No one knows the hundreds of factors Google uses to rank search results. That’s a problem when you’re trying to create content that outranks the competition.
You shouldn’t lose hope though. While you cannot glean the exact factors and how they’re weighed, you can still find out what Google values by looking at the results.
How do you do that?
In this article, I’ll be sharing the exact process I go through whenever I’m researching competition in any industry.
My main goal is to find out why Google chose the top 10 results for any query and create content that exceeds the value provided by those results.
I find it helpful to quantify each result on a number of different factors. These are by no means comprehensive but together, they provide an accurate enough snapshot to guide content and technical SEO efforts.
- How fast does the page load?
- What is the page size?
You can use a tool like GTMetrix to help answer these questions. It gives exact results like page load times, page size, and it even grades each URL.
You can use it on your site as well to help identify areas of improvement.
Put yourself in the shoes of the user and try to note things that stand out (or don’t because they’re done so well!). For some people, it’s helpful to vocalize their experience of opening and scrolling through a website.
Here are some of the major things I try to check when evaluating the user experience on any site.
- Design: How are the design and the layout? How much space does the main content take versus the rest of the elements? Is the site using elements like a table of content, accordion, and other UX elements?
- UX Sins: I try comparing the user experience with and without adblockers and try to find out how the ads impact the design, layout and content.
- Mobile-friendliness: How is the user experience on mobile? Is it mobile-optimized? Are they doing anything special to make their mobile experience stand out?
Tip: You can use Whatfont to find out what fonts any site is using.
Advanced tip: You can use Builtwith to get information about any site’s tech stack.
- Content quality: This is subjective but I like to grade it on a 1-5 scale. 1 is barely adequate and 5 is prose that sings.
- The W’s: What questions does the content answer about our query? When was it last updated?
- Content depth: How in-depth is the content? Is it a comprehensive resource for our query? What elements or aspects are present and which ones are missing?
- Data: Is the site using any data?

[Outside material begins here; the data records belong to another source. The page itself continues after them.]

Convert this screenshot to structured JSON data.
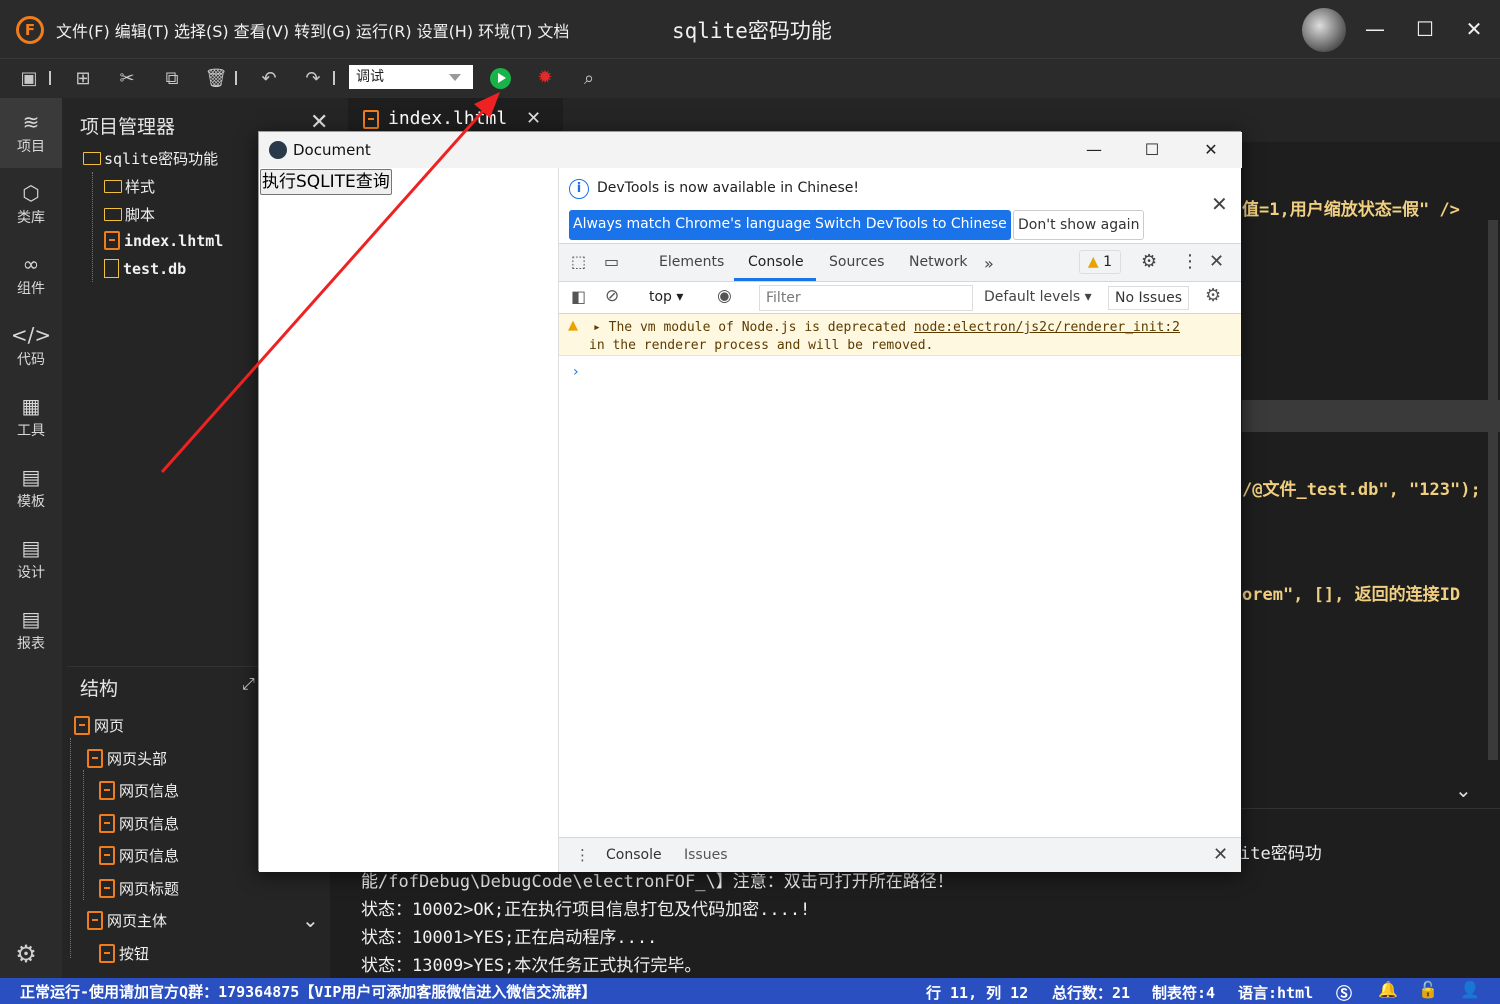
{
  "app": {
    "logo_letter": "F",
    "menus": [
      "文件(F)",
      "编辑(T)",
      "选择(S)",
      "查看(V)",
      "转到(G)",
      "运行(R)",
      "设置(H)",
      "环境(T)",
      "文档"
    ],
    "project_title": "sqlite密码功能"
  },
  "toolbar": {
    "mode_value": "调试"
  },
  "activity": [
    {
      "label": "项目",
      "icon": "layers-icon"
    },
    {
      "label": "类库",
      "icon": "cube-icon"
    },
    {
      "label": "组件",
      "icon": "link-icon"
    },
    {
      "label": "代码",
      "icon": "code-icon"
    },
    {
      "label": "工具",
      "icon": "grid-icon"
    },
    {
      "label": "模板",
      "icon": "template-icon"
    },
    {
      "label": "设计",
      "icon": "design-icon"
    },
    {
      "label": "报表",
      "icon": "report-icon"
    }
  ],
  "explorer": {
    "title": "项目管理器",
    "root": "sqlite密码功能",
    "items": [
      "样式",
      "脚本",
      "index.lhtml",
      "test.db"
    ]
  },
  "structure": {
    "title": "结构",
    "items": [
      "网页",
      "网页头部",
      "网页信息",
      "网页信息",
      "网页信息",
      "网页标题",
      "网页主体",
      "按钮"
    ]
  },
  "editor": {
    "tab": "index.lhtml",
    "code_lines": [
      "值=1,用户缩放状态=假\" />",
      "/@文件_test.db\", \"123\");",
      "orem\", [], 返回的连接ID",
      "ite密码功"
    ],
    "output_lines": [
      "能/fofDebug\\DebugCode\\electronFOF_\\】注意：双击可打开所在路径！",
      "状态：10002>OK;正在执行项目信息打包及代码加密....!",
      "状态：10001>YES;正在启动程序....",
      "状态：13009>YES;本次任务正式执行完毕。"
    ]
  },
  "status": {
    "left": "正常运行-使用请加官方Q群：179364875【VIP用户可添加客服微信进入微信交流群】",
    "position": "行 11, 列 12",
    "total_lines": "总行数：21",
    "tab_size": "制表符:4",
    "language": "语言:html"
  },
  "document": {
    "title": "Document",
    "button": "执行SQLITE查询"
  },
  "devtools": {
    "banner_text": "DevTools is now available in Chinese!",
    "btn_match": "Always match Chrome's language",
    "btn_switch": "Switch DevTools to Chinese",
    "btn_dont": "Don't show again",
    "tabs": [
      "Elements",
      "Console",
      "Sources",
      "Network"
    ],
    "active_tab": "Console",
    "warn_count": "1",
    "context": "top",
    "filter_placeholder": "Filter",
    "levels": "Default levels",
    "issues": "No Issues",
    "msg_line1": "The vm module of Node.js is deprecated",
    "msg_link": "node:electron/js2c/renderer_init:2",
    "msg_line2": "in the renderer process and will be removed.",
    "drawer_tabs": [
      "Console",
      "Issues"
    ]
  },
  "colors": {
    "accent_orange": "#f07d1c",
    "run_green": "#19b34a",
    "status_blue": "#2a4fc0",
    "devtools_blue": "#1a73e8",
    "arrow_red": "#ee2222"
  }
}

If yes, where is the data being sourced from? How is it presented and what tools are they using for that purpose? What questions does the data answer about the query?
- Use of visuals: Does the site use images, videos and other visuals to accentuate its content?
Once you gain an understanding of why Google ranks the search results for a query, you’re in a great position to create content that outranks them. Good luck and rank away!